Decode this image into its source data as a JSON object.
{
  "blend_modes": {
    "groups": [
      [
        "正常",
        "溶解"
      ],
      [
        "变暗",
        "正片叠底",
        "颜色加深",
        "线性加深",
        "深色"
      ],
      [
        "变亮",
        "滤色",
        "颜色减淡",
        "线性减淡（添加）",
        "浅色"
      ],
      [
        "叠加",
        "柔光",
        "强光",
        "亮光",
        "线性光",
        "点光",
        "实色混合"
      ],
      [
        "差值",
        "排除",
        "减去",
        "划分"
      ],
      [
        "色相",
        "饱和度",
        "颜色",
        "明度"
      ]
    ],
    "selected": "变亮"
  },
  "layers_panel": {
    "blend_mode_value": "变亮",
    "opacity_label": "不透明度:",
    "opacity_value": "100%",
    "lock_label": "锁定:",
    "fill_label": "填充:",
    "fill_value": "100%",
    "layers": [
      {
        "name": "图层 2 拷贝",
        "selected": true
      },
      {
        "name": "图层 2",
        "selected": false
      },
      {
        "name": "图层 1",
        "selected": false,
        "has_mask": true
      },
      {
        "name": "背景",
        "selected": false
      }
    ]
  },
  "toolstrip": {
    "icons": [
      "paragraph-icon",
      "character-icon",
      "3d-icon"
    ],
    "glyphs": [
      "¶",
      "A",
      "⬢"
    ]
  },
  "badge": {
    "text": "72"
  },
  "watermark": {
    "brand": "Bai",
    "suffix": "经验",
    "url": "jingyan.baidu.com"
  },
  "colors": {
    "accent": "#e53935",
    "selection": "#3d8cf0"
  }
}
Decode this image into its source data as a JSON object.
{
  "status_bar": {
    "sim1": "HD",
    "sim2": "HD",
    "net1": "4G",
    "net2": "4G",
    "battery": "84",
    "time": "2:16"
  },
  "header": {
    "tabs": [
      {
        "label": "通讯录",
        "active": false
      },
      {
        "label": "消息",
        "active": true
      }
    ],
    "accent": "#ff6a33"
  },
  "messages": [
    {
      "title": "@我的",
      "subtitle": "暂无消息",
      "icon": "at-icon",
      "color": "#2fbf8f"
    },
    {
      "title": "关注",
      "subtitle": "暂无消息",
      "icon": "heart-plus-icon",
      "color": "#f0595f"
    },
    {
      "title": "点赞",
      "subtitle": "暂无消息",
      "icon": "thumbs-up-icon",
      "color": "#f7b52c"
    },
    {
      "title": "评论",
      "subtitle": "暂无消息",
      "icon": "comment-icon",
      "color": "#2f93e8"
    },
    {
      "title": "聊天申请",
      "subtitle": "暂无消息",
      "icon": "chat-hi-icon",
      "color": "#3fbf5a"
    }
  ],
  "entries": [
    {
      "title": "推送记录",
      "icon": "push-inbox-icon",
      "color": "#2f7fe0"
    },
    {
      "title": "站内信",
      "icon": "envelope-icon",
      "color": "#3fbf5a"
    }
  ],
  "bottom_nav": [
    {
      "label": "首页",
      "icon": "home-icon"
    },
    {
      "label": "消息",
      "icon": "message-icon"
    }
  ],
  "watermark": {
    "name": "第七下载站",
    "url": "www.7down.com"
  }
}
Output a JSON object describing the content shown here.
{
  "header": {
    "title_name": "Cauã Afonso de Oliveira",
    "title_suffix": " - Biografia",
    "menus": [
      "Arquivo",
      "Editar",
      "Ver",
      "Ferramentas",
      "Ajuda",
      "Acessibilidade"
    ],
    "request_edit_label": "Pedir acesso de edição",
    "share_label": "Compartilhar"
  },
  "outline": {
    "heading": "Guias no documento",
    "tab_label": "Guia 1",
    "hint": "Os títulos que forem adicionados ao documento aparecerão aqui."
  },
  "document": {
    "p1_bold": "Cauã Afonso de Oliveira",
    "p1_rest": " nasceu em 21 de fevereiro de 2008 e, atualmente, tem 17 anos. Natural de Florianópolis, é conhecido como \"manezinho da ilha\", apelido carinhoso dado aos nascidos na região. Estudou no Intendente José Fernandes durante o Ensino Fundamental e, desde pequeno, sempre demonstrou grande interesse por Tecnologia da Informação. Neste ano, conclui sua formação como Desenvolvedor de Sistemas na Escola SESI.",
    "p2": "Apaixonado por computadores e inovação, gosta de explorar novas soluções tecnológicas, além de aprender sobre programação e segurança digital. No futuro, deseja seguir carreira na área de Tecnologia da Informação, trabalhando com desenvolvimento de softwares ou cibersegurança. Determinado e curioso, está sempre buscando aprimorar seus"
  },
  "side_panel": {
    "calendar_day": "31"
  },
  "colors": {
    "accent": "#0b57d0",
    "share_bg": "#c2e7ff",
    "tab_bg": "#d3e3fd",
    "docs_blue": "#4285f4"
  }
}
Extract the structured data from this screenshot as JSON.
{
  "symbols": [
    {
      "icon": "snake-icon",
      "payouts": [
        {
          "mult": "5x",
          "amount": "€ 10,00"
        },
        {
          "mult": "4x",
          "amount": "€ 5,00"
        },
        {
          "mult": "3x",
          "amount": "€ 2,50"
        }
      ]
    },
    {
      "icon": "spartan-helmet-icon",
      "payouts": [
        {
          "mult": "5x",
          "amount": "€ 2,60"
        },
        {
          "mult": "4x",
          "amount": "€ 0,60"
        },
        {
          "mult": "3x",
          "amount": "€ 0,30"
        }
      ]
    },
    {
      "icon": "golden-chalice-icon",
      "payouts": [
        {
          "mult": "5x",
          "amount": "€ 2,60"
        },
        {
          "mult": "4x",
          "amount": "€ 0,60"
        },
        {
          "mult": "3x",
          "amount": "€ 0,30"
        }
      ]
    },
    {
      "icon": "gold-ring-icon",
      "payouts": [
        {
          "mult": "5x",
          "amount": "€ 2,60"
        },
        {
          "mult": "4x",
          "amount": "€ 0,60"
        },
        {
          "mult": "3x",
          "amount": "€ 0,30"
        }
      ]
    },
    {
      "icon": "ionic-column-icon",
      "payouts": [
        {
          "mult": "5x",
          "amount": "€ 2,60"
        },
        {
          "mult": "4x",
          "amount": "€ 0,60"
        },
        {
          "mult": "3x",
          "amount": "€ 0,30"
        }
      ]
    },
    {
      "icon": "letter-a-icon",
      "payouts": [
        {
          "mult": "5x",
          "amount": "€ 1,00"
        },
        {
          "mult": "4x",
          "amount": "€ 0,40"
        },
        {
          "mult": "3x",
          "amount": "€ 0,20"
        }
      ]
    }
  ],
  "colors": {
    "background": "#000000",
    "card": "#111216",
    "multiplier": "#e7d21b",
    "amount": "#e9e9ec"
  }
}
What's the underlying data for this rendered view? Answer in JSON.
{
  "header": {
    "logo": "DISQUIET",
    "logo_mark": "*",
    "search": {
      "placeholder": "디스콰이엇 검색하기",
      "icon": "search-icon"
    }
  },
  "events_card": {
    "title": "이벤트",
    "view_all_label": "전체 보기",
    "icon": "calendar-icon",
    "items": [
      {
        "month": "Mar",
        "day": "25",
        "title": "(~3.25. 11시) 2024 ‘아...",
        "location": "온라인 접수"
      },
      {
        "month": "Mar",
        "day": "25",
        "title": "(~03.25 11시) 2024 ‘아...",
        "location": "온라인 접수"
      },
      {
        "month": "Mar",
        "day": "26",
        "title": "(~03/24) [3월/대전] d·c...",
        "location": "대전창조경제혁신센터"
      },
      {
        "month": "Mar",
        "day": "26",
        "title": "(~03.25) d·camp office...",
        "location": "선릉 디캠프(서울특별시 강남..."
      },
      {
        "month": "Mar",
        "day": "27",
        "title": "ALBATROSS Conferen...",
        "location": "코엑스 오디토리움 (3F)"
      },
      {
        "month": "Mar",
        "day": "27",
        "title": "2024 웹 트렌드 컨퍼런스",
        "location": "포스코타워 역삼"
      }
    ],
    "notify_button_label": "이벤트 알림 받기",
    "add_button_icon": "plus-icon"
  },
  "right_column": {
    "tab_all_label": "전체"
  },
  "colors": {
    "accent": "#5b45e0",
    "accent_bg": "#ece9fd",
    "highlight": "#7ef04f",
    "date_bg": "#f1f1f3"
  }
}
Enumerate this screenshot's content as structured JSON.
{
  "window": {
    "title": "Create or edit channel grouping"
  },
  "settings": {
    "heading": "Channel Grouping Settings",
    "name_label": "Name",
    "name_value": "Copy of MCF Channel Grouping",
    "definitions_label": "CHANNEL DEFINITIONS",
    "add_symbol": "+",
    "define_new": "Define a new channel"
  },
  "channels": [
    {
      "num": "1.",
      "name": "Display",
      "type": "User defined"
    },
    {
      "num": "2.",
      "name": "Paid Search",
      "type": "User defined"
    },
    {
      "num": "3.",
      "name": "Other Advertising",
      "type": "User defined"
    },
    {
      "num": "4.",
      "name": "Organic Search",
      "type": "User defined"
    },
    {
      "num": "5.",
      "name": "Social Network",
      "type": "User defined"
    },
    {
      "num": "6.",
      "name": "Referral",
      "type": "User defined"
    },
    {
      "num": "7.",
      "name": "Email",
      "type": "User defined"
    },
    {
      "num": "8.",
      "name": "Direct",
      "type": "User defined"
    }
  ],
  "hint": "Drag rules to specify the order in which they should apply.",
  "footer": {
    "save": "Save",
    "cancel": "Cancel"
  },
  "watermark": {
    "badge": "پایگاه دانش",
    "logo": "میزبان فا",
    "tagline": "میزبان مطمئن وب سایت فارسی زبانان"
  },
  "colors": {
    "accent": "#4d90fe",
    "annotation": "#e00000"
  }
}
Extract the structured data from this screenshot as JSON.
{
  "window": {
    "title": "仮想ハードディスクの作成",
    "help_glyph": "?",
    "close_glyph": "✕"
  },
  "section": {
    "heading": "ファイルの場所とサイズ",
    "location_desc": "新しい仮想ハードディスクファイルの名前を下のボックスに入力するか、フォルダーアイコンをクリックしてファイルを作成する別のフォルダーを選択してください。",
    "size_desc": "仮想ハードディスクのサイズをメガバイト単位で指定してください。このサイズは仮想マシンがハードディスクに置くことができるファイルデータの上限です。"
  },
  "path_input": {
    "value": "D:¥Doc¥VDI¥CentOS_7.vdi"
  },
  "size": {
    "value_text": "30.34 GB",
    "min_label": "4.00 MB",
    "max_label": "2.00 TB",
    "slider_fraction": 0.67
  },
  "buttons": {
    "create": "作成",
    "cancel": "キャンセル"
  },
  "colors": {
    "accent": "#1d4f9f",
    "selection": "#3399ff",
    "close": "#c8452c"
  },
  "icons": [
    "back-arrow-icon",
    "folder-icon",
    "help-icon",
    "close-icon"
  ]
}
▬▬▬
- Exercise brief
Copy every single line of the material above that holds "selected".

- Written solution
    "selected": "变亮"
        "selected": true
        "selected": false
        "selected": false,
        "selected": false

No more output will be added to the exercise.